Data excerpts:
BEGIN
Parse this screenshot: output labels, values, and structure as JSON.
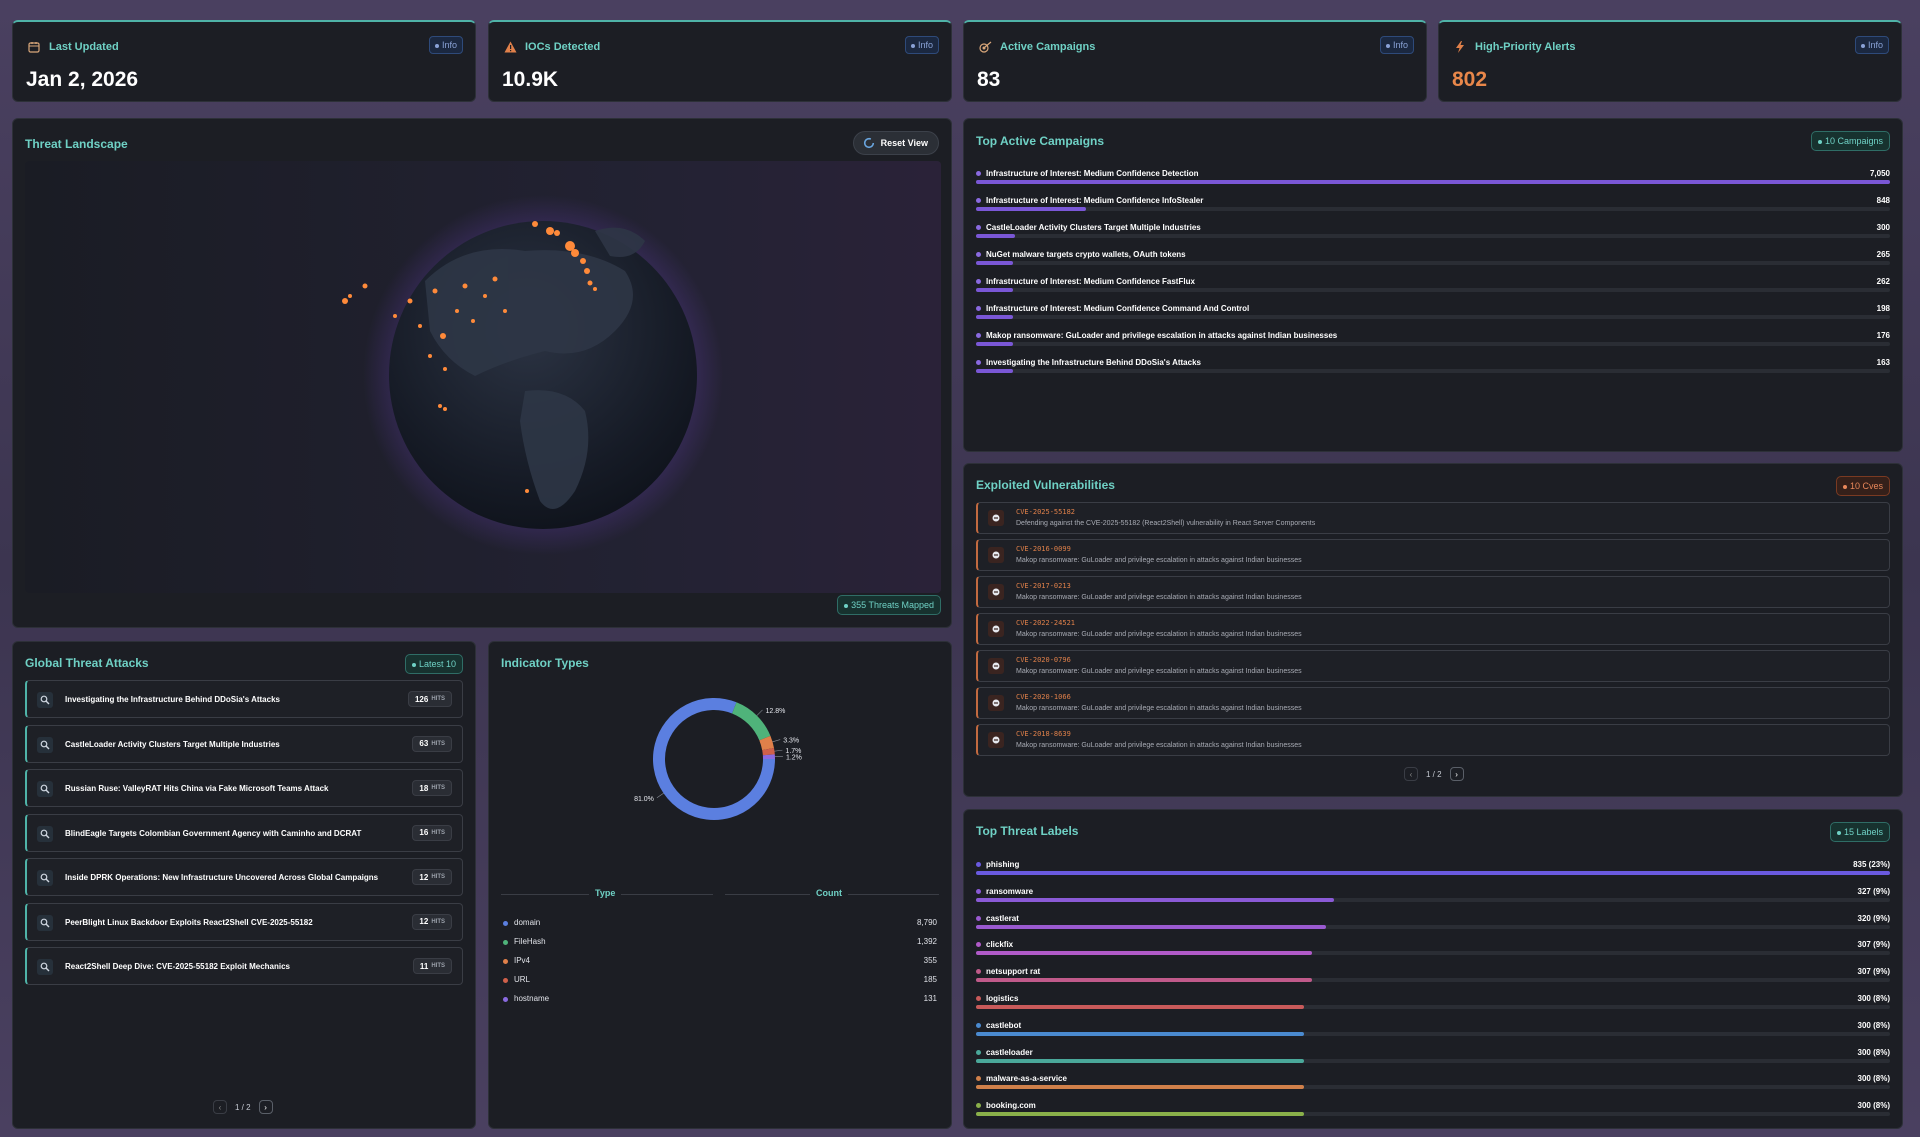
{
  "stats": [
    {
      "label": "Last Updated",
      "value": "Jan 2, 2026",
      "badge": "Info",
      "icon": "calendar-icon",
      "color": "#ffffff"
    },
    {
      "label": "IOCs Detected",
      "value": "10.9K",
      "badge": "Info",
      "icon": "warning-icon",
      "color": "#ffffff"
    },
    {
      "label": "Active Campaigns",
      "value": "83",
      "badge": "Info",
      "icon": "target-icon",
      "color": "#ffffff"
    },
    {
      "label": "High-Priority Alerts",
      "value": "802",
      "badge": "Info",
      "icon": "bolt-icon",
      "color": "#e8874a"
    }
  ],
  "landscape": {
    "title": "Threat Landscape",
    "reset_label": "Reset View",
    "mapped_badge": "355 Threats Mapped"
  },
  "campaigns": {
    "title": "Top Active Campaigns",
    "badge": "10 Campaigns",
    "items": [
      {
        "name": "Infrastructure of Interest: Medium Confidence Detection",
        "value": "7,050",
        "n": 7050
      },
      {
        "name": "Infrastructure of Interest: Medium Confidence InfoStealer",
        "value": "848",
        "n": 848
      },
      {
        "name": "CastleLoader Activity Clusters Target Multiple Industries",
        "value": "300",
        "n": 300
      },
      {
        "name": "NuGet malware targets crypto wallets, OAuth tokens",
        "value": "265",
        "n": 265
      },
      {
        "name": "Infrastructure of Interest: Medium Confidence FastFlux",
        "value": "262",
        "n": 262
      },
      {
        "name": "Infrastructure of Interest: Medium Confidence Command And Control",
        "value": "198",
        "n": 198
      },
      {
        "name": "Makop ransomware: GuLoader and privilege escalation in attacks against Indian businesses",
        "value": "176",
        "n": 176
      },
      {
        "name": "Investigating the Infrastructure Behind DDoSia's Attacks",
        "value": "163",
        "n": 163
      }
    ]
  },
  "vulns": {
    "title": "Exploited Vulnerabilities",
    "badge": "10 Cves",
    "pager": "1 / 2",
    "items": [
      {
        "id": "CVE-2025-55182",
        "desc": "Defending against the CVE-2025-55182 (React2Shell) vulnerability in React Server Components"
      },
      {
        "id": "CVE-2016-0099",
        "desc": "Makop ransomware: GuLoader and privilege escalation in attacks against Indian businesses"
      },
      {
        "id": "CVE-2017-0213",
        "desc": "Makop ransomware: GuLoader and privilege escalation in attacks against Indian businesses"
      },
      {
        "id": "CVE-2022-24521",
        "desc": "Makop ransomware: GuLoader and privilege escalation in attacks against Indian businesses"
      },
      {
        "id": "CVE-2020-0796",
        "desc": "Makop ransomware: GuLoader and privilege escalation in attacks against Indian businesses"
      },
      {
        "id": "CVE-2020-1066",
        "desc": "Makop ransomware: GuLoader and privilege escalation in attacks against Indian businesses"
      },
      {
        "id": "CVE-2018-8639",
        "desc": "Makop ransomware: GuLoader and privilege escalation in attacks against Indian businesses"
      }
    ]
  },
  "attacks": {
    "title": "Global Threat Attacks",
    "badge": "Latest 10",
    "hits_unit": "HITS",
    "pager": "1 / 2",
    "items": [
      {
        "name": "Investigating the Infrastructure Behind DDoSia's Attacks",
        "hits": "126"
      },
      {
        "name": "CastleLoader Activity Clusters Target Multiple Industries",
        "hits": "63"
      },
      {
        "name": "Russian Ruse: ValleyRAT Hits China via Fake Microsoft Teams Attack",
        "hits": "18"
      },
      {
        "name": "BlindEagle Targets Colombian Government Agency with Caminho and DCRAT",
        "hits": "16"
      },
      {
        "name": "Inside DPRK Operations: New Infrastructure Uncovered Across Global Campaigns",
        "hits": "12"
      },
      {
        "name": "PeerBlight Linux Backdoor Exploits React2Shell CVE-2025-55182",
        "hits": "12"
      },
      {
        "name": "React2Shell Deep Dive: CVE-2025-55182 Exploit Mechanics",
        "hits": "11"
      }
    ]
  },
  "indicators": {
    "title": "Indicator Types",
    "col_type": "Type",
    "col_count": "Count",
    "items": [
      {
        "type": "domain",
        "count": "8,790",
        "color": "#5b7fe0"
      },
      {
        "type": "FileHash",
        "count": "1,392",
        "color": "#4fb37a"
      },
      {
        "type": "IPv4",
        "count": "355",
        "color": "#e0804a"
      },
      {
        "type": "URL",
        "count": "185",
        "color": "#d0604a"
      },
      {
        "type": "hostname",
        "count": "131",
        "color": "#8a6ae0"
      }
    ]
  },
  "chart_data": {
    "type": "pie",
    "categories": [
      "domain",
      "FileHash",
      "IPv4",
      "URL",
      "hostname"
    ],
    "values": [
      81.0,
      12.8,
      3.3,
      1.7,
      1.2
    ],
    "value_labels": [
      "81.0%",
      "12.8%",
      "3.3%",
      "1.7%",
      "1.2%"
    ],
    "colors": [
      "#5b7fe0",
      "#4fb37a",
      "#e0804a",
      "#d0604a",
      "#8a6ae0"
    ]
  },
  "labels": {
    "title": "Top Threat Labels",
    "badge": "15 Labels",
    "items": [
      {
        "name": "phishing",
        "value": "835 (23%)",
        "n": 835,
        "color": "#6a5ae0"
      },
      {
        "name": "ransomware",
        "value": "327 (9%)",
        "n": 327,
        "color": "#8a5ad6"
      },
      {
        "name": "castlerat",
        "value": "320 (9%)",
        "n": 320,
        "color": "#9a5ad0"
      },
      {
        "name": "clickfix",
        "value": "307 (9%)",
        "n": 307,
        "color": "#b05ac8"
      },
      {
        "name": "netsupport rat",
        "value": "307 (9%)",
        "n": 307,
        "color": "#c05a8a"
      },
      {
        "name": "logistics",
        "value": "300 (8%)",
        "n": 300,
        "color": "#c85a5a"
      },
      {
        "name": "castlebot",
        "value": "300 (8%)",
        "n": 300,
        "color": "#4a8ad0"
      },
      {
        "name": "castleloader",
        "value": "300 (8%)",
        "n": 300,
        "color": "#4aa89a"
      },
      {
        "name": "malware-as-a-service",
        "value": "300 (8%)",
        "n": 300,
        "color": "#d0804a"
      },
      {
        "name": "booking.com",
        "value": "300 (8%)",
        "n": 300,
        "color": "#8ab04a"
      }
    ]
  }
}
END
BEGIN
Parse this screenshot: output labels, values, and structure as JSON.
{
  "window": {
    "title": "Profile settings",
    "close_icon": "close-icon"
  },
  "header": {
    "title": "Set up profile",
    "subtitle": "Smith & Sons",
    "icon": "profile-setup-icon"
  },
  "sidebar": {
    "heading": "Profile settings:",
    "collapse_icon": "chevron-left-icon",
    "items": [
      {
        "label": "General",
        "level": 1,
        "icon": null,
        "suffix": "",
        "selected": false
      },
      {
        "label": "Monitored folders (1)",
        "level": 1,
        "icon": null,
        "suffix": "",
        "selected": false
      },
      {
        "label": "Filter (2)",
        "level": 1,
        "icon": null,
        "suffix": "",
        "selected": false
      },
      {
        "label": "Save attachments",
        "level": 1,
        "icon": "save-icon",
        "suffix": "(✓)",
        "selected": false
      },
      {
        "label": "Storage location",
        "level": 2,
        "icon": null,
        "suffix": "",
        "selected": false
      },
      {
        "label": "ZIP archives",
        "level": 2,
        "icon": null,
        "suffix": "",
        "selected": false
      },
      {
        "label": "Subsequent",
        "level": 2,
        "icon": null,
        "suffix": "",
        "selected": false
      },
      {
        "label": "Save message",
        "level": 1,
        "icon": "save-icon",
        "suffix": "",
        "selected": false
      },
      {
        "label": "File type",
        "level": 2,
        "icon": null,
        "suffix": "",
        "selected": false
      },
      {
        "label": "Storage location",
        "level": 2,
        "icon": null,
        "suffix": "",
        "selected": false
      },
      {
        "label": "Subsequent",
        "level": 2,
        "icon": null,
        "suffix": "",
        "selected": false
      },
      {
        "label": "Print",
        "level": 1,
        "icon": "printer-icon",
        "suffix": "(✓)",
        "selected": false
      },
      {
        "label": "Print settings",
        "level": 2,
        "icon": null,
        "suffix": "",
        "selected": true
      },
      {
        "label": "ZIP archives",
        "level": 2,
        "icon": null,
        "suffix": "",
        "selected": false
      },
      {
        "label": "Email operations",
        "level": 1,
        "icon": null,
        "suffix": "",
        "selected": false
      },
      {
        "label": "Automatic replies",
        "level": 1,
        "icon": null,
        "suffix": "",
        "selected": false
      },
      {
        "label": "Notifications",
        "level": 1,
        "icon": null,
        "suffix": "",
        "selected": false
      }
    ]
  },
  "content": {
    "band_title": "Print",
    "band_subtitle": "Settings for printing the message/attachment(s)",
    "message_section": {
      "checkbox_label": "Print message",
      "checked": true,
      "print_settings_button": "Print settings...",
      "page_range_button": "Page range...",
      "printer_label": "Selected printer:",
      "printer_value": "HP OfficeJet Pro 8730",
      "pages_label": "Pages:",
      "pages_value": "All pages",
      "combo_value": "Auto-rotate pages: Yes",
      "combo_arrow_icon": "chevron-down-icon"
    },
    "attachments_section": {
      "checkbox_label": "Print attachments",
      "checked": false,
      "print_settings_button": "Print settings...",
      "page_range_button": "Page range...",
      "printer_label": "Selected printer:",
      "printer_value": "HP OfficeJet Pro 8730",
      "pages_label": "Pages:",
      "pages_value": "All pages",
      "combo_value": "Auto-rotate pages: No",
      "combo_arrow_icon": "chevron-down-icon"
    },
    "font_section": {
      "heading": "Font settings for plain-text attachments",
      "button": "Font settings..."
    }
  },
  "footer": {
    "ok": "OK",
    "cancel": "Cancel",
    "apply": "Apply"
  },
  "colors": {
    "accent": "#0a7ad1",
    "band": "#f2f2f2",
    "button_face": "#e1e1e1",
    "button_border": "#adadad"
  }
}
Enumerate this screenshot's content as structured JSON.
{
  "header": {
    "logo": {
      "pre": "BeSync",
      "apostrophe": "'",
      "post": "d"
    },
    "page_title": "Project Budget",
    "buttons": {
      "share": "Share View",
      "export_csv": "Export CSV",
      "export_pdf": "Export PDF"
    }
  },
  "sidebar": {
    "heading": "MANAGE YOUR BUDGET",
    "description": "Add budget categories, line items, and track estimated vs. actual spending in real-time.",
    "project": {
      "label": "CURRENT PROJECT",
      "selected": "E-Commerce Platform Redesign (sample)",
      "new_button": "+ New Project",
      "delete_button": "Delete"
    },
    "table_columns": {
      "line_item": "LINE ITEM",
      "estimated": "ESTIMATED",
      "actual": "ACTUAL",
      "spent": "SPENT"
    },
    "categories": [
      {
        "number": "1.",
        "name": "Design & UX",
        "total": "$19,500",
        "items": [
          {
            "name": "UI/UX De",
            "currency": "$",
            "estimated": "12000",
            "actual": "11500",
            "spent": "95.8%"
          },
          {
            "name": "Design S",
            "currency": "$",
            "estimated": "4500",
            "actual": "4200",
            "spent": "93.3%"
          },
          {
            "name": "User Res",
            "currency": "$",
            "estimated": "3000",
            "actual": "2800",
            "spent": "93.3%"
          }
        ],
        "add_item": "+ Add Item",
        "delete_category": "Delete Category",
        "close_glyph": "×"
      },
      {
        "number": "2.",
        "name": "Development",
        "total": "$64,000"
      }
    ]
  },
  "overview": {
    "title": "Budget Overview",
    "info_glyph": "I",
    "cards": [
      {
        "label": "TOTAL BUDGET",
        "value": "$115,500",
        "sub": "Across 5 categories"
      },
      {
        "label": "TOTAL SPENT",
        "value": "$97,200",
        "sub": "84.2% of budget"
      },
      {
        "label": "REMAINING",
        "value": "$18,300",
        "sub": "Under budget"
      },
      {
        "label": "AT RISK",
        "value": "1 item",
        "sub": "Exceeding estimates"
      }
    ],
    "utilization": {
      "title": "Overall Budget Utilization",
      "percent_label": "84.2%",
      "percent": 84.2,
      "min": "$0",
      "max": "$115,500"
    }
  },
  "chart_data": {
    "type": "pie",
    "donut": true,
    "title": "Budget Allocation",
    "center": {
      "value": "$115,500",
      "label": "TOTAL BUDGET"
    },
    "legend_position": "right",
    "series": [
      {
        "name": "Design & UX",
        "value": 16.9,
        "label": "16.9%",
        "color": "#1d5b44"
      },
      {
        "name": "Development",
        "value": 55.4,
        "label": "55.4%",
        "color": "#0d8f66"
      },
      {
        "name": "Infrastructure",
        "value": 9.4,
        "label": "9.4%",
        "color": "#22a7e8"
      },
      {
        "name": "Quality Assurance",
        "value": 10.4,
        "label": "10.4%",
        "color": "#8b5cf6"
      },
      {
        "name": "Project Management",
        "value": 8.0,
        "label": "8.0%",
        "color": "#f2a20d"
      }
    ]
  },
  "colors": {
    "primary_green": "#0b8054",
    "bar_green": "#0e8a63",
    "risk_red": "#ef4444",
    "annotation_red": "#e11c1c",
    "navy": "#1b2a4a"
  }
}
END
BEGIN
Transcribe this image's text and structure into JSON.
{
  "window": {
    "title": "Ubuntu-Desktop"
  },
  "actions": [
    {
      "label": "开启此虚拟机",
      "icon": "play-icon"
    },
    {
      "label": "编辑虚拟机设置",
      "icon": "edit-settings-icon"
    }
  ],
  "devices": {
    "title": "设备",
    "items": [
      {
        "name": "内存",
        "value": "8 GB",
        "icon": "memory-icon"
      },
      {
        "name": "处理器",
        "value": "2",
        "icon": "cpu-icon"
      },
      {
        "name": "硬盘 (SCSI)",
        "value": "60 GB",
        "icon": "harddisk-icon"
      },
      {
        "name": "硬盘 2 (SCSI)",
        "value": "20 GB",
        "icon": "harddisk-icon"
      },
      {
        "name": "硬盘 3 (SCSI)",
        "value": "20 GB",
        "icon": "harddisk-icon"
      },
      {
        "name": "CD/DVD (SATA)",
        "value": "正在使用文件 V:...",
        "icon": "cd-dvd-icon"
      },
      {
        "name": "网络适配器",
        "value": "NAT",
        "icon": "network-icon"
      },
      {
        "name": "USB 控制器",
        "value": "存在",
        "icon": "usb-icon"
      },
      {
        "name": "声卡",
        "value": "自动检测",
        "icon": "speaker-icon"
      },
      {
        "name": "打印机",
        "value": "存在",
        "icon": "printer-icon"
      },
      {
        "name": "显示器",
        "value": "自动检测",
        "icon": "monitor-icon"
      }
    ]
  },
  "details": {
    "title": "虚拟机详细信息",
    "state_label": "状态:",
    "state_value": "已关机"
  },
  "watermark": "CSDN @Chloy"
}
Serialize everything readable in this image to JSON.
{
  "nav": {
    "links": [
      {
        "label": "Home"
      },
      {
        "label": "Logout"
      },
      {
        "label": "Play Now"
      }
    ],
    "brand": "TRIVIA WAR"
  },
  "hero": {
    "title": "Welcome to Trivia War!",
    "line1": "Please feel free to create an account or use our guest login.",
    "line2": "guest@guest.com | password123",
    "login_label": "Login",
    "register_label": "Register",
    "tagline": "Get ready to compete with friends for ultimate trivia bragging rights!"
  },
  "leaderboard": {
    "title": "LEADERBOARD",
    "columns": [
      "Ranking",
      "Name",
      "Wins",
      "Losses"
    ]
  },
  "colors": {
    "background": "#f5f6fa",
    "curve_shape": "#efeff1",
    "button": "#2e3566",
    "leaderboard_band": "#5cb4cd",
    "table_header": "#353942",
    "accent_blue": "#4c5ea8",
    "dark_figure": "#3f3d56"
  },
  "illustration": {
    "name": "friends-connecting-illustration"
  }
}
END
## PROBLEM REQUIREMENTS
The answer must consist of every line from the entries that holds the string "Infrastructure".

## ANSWER FOR THE TASK
        "name": "Infrastructure of Interest: Medium Confidence Detection",
        "name": "Infrastructure of Interest: Medium Confidence InfoStealer",
        "name": "Infrastructure of Interest: Medium Confidence FastFlux",
        "name": "Infrastructure of Interest: Medium Confidence Command And Control",
        "name": "Investigating the Infrastructure Behind DDoSia's Attacks",
        "name": "Investigating the Infrastructure Behind DDoSia's Attacks",
        "name": "Inside DPRK Operations: New Infrastructure Uncovered Across Global Campaigns",
        "name": "Infrastructure",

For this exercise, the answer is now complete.